* [What is expected]
An exact, complete copy of the entries is needed, with the pictures left out.

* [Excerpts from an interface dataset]
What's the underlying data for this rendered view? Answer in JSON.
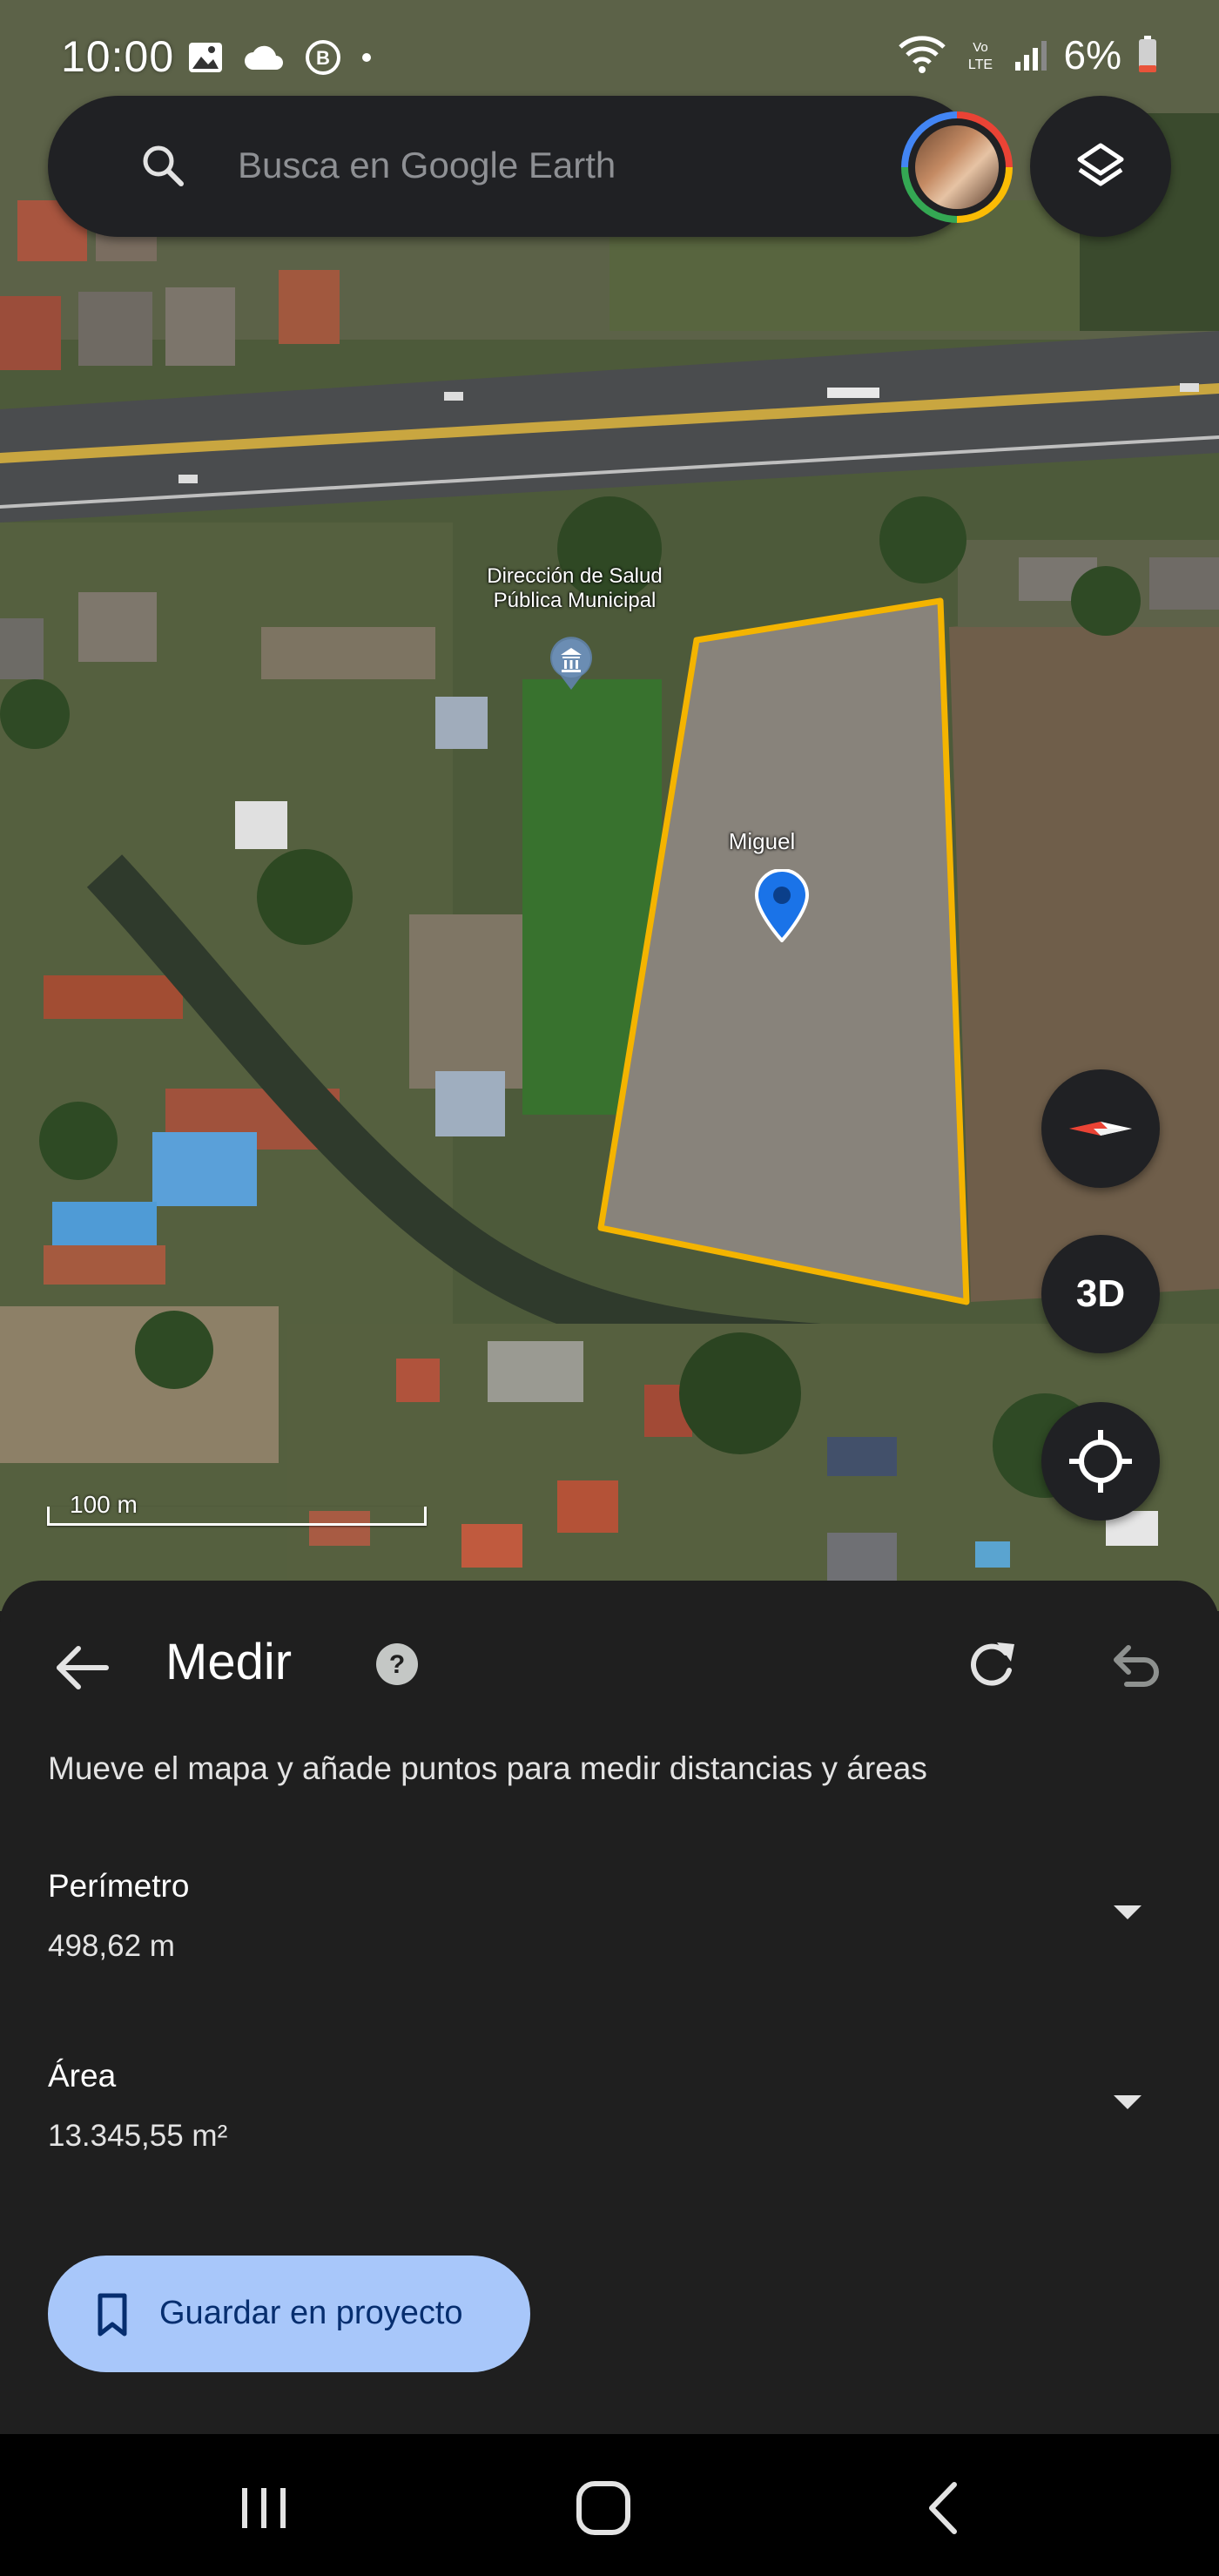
{
  "status_bar": {
    "time": "10:00",
    "battery": "6%",
    "icons": [
      "image-icon",
      "cloud-icon",
      "b-badge-icon",
      "dot-icon",
      "wifi-icon",
      "volte-icon",
      "signal-icon",
      "battery-icon"
    ]
  },
  "search": {
    "placeholder": "Busca en Google Earth"
  },
  "map": {
    "poi_label": "Dirección de Salud\nPública Municipal",
    "pin_label": "Miguel",
    "scale_label": "100 m",
    "polygon_color": "#f4b400",
    "pin_color": "#1a73e8",
    "controls": {
      "three_d_label": "3D"
    }
  },
  "sheet": {
    "title": "Medir",
    "instructions": "Mueve el mapa y añade puntos para medir distancias y áreas",
    "perimeter": {
      "label": "Perímetro",
      "value": "498,62 m"
    },
    "area": {
      "label": "Área",
      "value": "13.345,55 m²"
    },
    "save_button_label": "Guardar en proyecto"
  },
  "colors": {
    "sheet_bg": "#1f1f1f",
    "save_button_bg": "#a8c7fa",
    "save_button_text": "#062e6f"
  }
}
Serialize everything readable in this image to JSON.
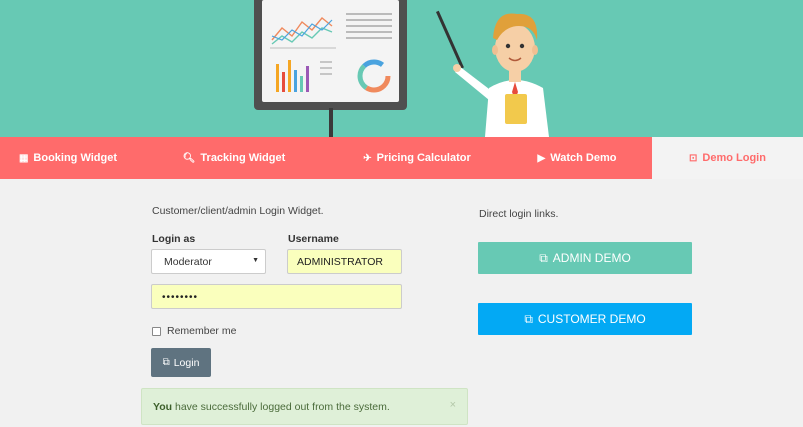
{
  "nav": {
    "tabs": [
      {
        "label": "Booking Widget",
        "icon": "calendar-icon"
      },
      {
        "label": "Tracking Widget",
        "icon": "search-icon"
      },
      {
        "label": "Pricing Calculator",
        "icon": "plane-icon"
      },
      {
        "label": "Watch Demo",
        "icon": "video-icon"
      },
      {
        "label": "Demo Login",
        "icon": "login-icon",
        "active": true
      }
    ]
  },
  "login": {
    "intro": "Customer/client/admin Login Widget.",
    "login_as_label": "Login as",
    "login_as_value": "Moderator",
    "username_label": "Username",
    "username_value": "ADMINISTRATOR",
    "password_value": "••••••••",
    "remember_label": "Remember me",
    "login_button": "Login",
    "alert_bold": "You",
    "alert_text": " have successfully logged out from the system.",
    "alert_close": "×"
  },
  "direct": {
    "label": "Direct login links.",
    "admin_button": "ADMIN DEMO",
    "customer_button": "CUSTOMER DEMO"
  },
  "colors": {
    "hero": "#67c9b4",
    "nav": "#ff6b6b",
    "admin": "#67c9b4",
    "customer": "#03a9f4"
  }
}
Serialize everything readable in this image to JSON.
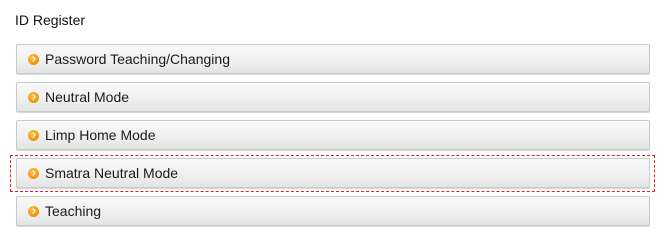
{
  "page": {
    "title": "ID Register"
  },
  "menu": {
    "items": [
      {
        "label": "Password Teaching/Changing",
        "icon": "arrow-bullet-icon"
      },
      {
        "label": "Neutral Mode",
        "icon": "arrow-bullet-icon"
      },
      {
        "label": "Limp Home Mode",
        "icon": "arrow-bullet-icon"
      },
      {
        "label": "Smatra Neutral Mode",
        "icon": "arrow-bullet-icon",
        "highlighted": true
      },
      {
        "label": "Teaching",
        "icon": "arrow-bullet-icon"
      }
    ]
  },
  "colors": {
    "bullet": "#f29a12",
    "highlight_border": "#e0202a",
    "button_border": "#c9c9c9"
  }
}
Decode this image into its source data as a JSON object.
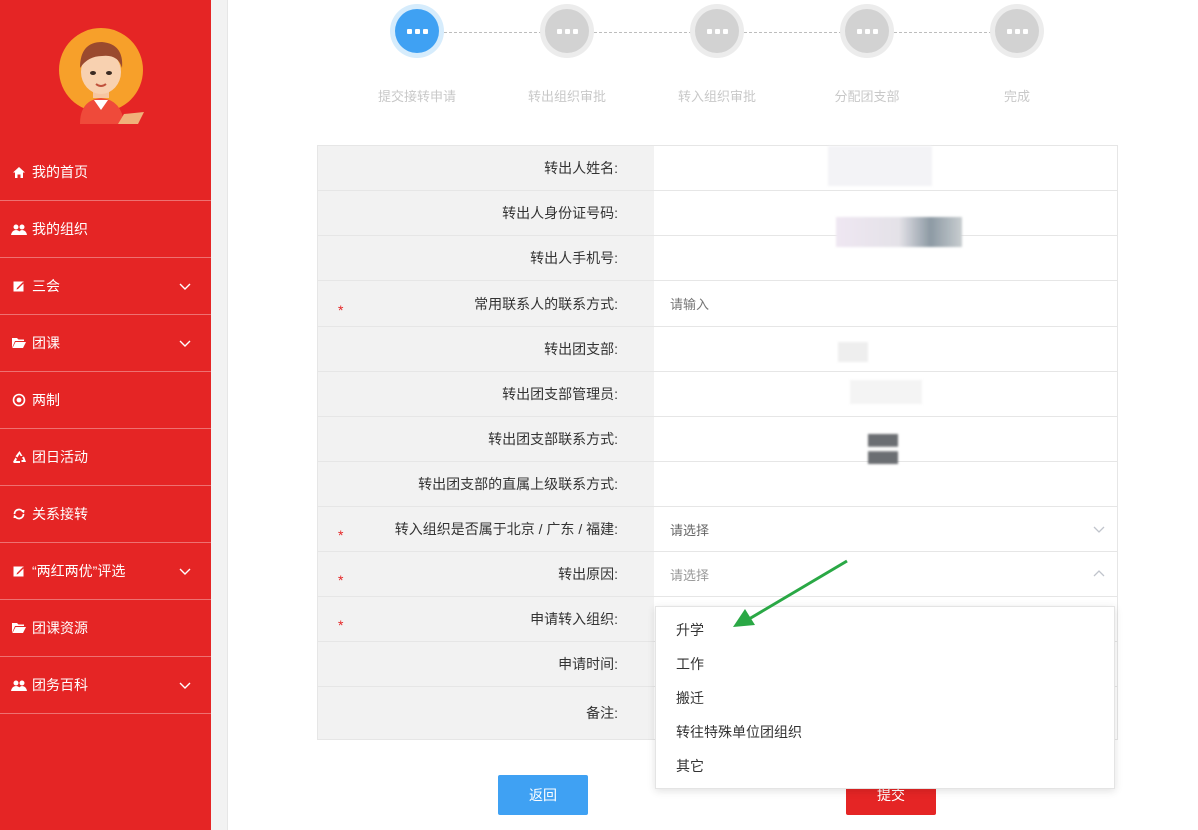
{
  "sidebar": {
    "items": [
      {
        "label": "我的首页",
        "icon": "home-icon",
        "has_submenu": false
      },
      {
        "label": "我的组织",
        "icon": "users-icon",
        "has_submenu": false
      },
      {
        "label": "三会",
        "icon": "edit-icon",
        "has_submenu": true
      },
      {
        "label": "团课",
        "icon": "folder-open-icon",
        "has_submenu": true
      },
      {
        "label": "两制",
        "icon": "target-icon",
        "has_submenu": false
      },
      {
        "label": "团日活动",
        "icon": "recycle-icon",
        "has_submenu": false
      },
      {
        "label": "关系接转",
        "icon": "refresh-icon",
        "has_submenu": false
      },
      {
        "label": "“两红两优”评选",
        "icon": "edit-icon",
        "has_submenu": true
      },
      {
        "label": "团课资源",
        "icon": "folder-open-icon",
        "has_submenu": false
      },
      {
        "label": "团务百科",
        "icon": "users-icon",
        "has_submenu": true
      }
    ]
  },
  "steps": [
    {
      "label": "提交接转申请",
      "active": true
    },
    {
      "label": "转出组织审批",
      "active": false
    },
    {
      "label": "转入组织审批",
      "active": false
    },
    {
      "label": "分配团支部",
      "active": false
    },
    {
      "label": "完成",
      "active": false
    }
  ],
  "form": {
    "rows": [
      {
        "label": "转出人姓名:",
        "value": "",
        "required": false
      },
      {
        "label": "转出人身份证号码:",
        "value": "",
        "required": false
      },
      {
        "label": "转出人手机号:",
        "value": "",
        "required": false
      },
      {
        "label": "常用联系人的联系方式:",
        "value": "请输入",
        "required": true
      },
      {
        "label": "转出团支部:",
        "value": "",
        "required": false
      },
      {
        "label": "转出团支部管理员:",
        "value": "",
        "required": false
      },
      {
        "label": "转出团支部联系方式:",
        "value": "",
        "required": false
      },
      {
        "label": "转出团支部的直属上级联系方式:",
        "value": "",
        "required": false
      },
      {
        "label": "转入组织是否属于北京 / 广东 / 福建:",
        "value": "请选择",
        "required": true
      },
      {
        "label": "转出原因:",
        "value": "请选择",
        "required": true
      },
      {
        "label": "申请转入组织:",
        "value": "",
        "required": true
      },
      {
        "label": "申请时间:",
        "value": "",
        "required": false
      },
      {
        "label": "备注:",
        "value": "",
        "required": false
      }
    ],
    "required_mark": "*"
  },
  "dropdown": {
    "options": [
      "升学",
      "工作",
      "搬迁",
      "转往特殊单位团组织",
      "其它"
    ]
  },
  "buttons": {
    "back_label": "返回",
    "submit_label": "提交"
  },
  "colors": {
    "sidebar_red": "#e52525",
    "step_active": "#3fa1f3",
    "step_inactive": "#d2d2d2",
    "arrow_green": "#2aa845"
  }
}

* [Solution to this problem]
What's the underlying data for this rendered view? Answer in JSON.
{
  "status_bar": {
    "time": "10:00",
    "battery": "6%",
    "icons": [
      "image-icon",
      "cloud-icon",
      "b-badge-icon",
      "dot-icon",
      "wifi-icon",
      "volte-icon",
      "signal-icon",
      "battery-icon"
    ]
  },
  "search": {
    "placeholder": "Busca en Google Earth"
  },
  "map": {
    "poi_label": "Dirección de Salud\nPública Municipal",
    "pin_label": "Miguel",
    "scale_label": "100 m",
    "polygon_color": "#f4b400",
    "pin_color": "#1a73e8",
    "controls": {
      "three_d_label": "3D"
    }
  },
  "sheet": {
    "title": "Medir",
    "instructions": "Mueve el mapa y añade puntos para medir distancias y áreas",
    "perimeter": {
      "label": "Perímetro",
      "value": "498,62 m"
    },
    "area": {
      "label": "Área",
      "value": "13.345,55 m²"
    },
    "save_button_label": "Guardar en proyecto"
  },
  "colors": {
    "sheet_bg": "#1f1f1f",
    "save_button_bg": "#a8c7fa",
    "save_button_text": "#062e6f"
  }
}
Serialize everything readable in this image to JSON.
{
  "nav": {
    "tabs": [
      {
        "label": "Booking Widget",
        "icon": "calendar-icon"
      },
      {
        "label": "Tracking Widget",
        "icon": "search-icon"
      },
      {
        "label": "Pricing Calculator",
        "icon": "plane-icon"
      },
      {
        "label": "Watch Demo",
        "icon": "video-icon"
      },
      {
        "label": "Demo Login",
        "icon": "login-icon",
        "active": true
      }
    ]
  },
  "login": {
    "intro": "Customer/client/admin Login Widget.",
    "login_as_label": "Login as",
    "login_as_value": "Moderator",
    "username_label": "Username",
    "username_value": "ADMINISTRATOR",
    "password_value": "••••••••",
    "remember_label": "Remember me",
    "login_button": "Login",
    "alert_bold": "You",
    "alert_text": " have successfully logged out from the system.",
    "alert_close": "×"
  },
  "direct": {
    "label": "Direct login links.",
    "admin_button": "ADMIN DEMO",
    "customer_button": "CUSTOMER DEMO"
  },
  "colors": {
    "hero": "#67c9b4",
    "nav": "#ff6b6b",
    "admin": "#67c9b4",
    "customer": "#03a9f4"
  }
}
Serialize everything readable in this image to JSON.
{
  "page": {
    "title": "ID Register"
  },
  "menu": {
    "items": [
      {
        "label": "Password Teaching/Changing",
        "icon": "arrow-bullet-icon"
      },
      {
        "label": "Neutral Mode",
        "icon": "arrow-bullet-icon"
      },
      {
        "label": "Limp Home Mode",
        "icon": "arrow-bullet-icon"
      },
      {
        "label": "Smatra Neutral Mode",
        "icon": "arrow-bullet-icon",
        "highlighted": true
      },
      {
        "label": "Teaching",
        "icon": "arrow-bullet-icon"
      }
    ]
  },
  "colors": {
    "bullet": "#f29a12",
    "highlight_border": "#e0202a",
    "button_border": "#c9c9c9"
  }
}
Decode this image into its source data as a JSON object.
{
  "sidebar": {
    "items": [
      {
        "label": "我的首页",
        "icon": "home-icon",
        "has_submenu": false
      },
      {
        "label": "我的组织",
        "icon": "users-icon",
        "has_submenu": false
      },
      {
        "label": "三会",
        "icon": "edit-icon",
        "has_submenu": true
      },
      {
        "label": "团课",
        "icon": "folder-open-icon",
        "has_submenu": true
      },
      {
        "label": "两制",
        "icon": "target-icon",
        "has_submenu": false
      },
      {
        "label": "团日活动",
        "icon": "recycle-icon",
        "has_submenu": false
      },
      {
        "label": "关系接转",
        "icon": "refresh-icon",
        "has_submenu": false
      },
      {
        "label": "“两红两优”评选",
        "icon": "edit-icon",
        "has_submenu": true
      },
      {
        "label": "团课资源",
        "icon": "folder-open-icon",
        "has_submenu": false
      },
      {
        "label": "团务百科",
        "icon": "users-icon",
        "has_submenu": true
      }
    ]
  },
  "steps": [
    {
      "label": "提交接转申请",
      "active": true
    },
    {
      "label": "转出组织审批",
      "active": false
    },
    {
      "label": "转入组织审批",
      "active": false
    },
    {
      "label": "分配团支部",
      "active": false
    },
    {
      "label": "完成",
      "active": false
    }
  ],
  "form": {
    "rows": [
      {
        "label": "转出人姓名:",
        "value": "",
        "required": false
      },
      {
        "label": "转出人身份证号码:",
        "value": "",
        "required": false
      },
      {
        "label": "转出人手机号:",
        "value": "",
        "required": false
      },
      {
        "label": "常用联系人的联系方式:",
        "value": "请输入",
        "required": true
      },
      {
        "label": "转出团支部:",
        "value": "",
        "required": false
      },
      {
        "label": "转出团支部管理员:",
        "value": "",
        "required": false
      },
      {
        "label": "转出团支部联系方式:",
        "value": "",
        "required": false
      },
      {
        "label": "转出团支部的直属上级联系方式:",
        "value": "",
        "required": false
      },
      {
        "label": "转入组织是否属于北京 / 广东 / 福建:",
        "value": "请选择",
        "required": true
      },
      {
        "label": "转出原因:",
        "value": "请选择",
        "required": true
      },
      {
        "label": "申请转入组织:",
        "value": "",
        "required": true
      },
      {
        "label": "申请时间:",
        "value": "",
        "required": false
      },
      {
        "label": "备注:",
        "value": "",
        "required": false
      }
    ],
    "required_mark": "*"
  },
  "dropdown": {
    "options": [
      "升学",
      "工作",
      "搬迁",
      "转往特殊单位团组织",
      "其它"
    ]
  },
  "buttons": {
    "back_label": "返回",
    "submit_label": "提交"
  },
  "colors": {
    "sidebar_red": "#e52525",
    "step_active": "#3fa1f3",
    "step_inactive": "#d2d2d2",
    "arrow_green": "#2aa845"
  }
}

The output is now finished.